- Task prompt
Which lines of the listing below contain the word "Shift"? Return them.

- Raw data
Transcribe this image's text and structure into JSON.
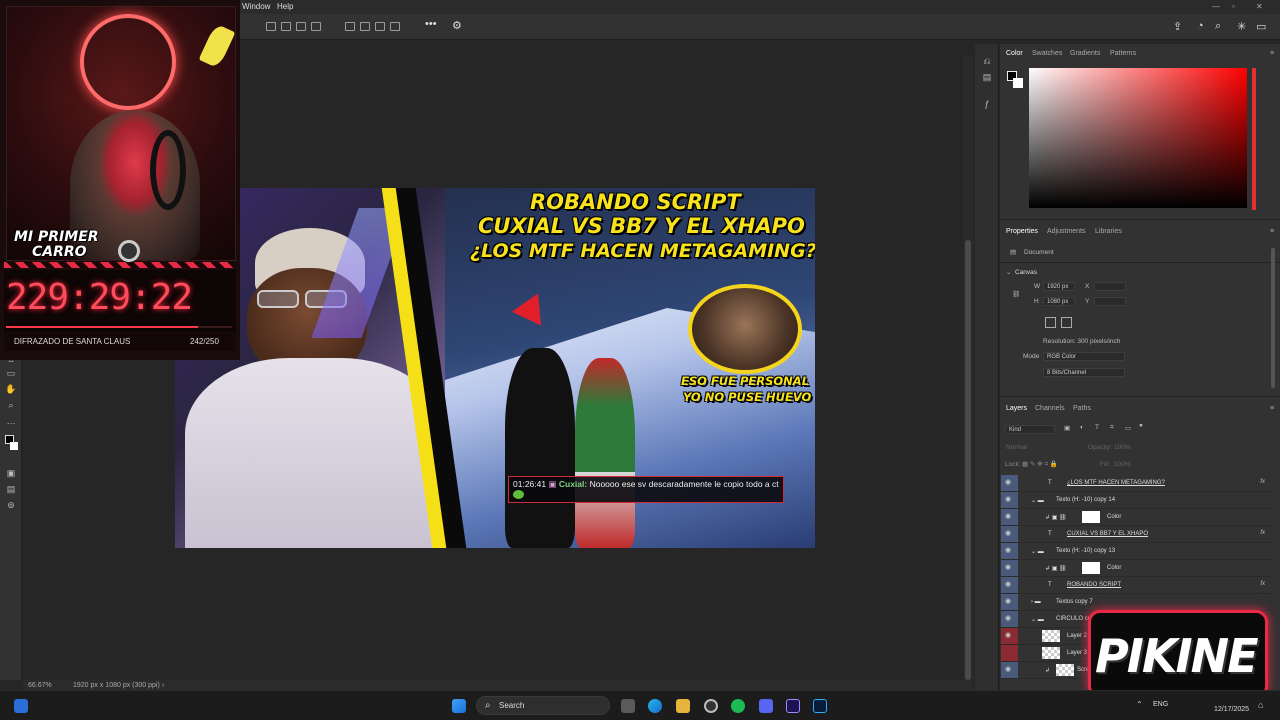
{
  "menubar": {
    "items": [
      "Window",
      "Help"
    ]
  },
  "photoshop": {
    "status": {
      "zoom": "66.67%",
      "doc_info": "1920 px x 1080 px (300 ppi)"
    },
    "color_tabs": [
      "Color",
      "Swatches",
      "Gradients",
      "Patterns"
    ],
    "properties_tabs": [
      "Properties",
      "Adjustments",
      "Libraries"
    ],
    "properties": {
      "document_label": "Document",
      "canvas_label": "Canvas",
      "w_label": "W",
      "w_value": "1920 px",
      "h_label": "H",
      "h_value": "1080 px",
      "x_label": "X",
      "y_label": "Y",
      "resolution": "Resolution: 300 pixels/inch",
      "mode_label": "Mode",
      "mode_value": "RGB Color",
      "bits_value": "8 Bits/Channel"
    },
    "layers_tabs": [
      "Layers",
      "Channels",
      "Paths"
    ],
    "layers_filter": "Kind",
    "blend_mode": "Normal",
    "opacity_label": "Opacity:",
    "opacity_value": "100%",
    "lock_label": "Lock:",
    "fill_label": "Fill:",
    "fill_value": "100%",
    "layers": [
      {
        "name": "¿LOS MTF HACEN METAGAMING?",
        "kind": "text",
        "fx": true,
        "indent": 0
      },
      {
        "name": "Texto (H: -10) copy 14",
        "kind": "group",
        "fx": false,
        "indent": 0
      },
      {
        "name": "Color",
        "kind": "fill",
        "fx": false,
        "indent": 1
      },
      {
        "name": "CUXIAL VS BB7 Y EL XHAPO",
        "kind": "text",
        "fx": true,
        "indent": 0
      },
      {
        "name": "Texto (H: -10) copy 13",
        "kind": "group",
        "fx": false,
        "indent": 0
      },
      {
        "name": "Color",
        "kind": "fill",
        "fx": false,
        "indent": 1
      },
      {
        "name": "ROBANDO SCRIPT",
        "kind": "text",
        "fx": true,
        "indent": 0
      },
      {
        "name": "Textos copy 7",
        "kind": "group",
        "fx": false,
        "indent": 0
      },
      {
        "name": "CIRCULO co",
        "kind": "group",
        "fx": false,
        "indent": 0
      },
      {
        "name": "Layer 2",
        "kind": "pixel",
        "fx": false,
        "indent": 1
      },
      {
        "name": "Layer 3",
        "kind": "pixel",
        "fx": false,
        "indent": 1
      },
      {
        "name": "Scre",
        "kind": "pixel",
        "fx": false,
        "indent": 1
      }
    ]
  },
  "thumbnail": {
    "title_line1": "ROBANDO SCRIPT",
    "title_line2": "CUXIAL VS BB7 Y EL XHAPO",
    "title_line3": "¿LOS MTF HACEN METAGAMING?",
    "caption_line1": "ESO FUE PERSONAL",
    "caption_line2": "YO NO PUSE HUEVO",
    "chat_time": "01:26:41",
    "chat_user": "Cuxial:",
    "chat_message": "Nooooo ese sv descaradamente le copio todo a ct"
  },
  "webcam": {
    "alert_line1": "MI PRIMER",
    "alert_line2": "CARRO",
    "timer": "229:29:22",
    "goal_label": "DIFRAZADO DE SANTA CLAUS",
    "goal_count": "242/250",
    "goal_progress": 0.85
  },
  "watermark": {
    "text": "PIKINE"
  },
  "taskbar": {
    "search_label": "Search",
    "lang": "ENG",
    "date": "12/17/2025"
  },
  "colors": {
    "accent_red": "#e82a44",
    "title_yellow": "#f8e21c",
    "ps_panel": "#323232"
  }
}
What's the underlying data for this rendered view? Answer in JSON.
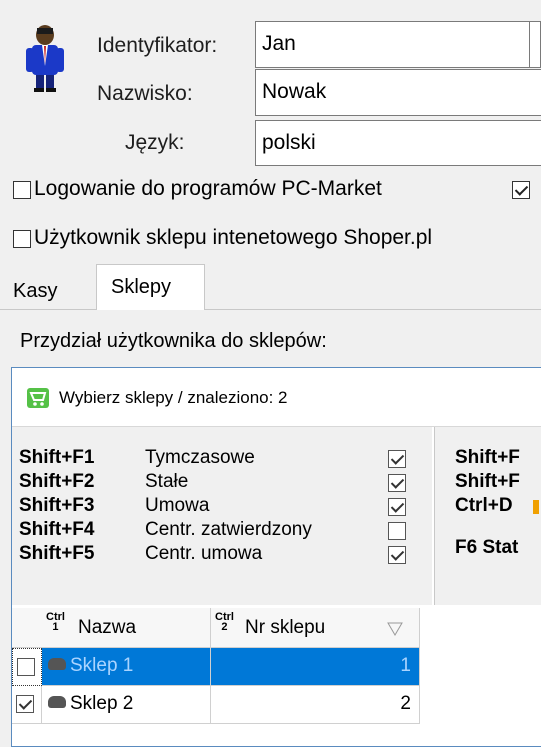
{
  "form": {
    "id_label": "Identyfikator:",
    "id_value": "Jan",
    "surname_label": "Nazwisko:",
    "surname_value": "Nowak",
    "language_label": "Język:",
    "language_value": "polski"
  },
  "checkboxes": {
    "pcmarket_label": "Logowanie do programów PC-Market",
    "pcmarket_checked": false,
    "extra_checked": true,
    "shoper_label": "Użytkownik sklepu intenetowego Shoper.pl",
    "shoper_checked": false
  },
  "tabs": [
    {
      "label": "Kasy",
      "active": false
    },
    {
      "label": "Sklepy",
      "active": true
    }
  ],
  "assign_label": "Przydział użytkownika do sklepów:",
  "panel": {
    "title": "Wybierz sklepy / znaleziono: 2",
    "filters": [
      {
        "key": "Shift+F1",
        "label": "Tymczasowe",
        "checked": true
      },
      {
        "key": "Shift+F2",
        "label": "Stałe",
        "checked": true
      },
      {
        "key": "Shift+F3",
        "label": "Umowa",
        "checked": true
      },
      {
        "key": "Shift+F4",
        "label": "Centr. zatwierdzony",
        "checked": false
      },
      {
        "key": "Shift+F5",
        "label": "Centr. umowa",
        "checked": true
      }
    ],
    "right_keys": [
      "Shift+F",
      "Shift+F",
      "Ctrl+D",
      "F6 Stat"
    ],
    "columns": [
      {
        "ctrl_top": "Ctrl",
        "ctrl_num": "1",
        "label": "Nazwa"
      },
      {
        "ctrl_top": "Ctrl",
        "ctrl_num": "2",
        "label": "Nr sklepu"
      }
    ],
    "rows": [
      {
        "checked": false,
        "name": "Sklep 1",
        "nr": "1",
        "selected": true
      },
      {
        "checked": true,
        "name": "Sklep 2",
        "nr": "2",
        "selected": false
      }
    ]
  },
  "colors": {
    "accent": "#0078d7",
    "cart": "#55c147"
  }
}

- Output for this exercise
        "key": "Shift+F1",
        "key": "Shift+F2",
        "key": "Shift+F3",
        "key": "Shift+F4",
        "key": "Shift+F5",
      "Shift+F",
      "Shift+F",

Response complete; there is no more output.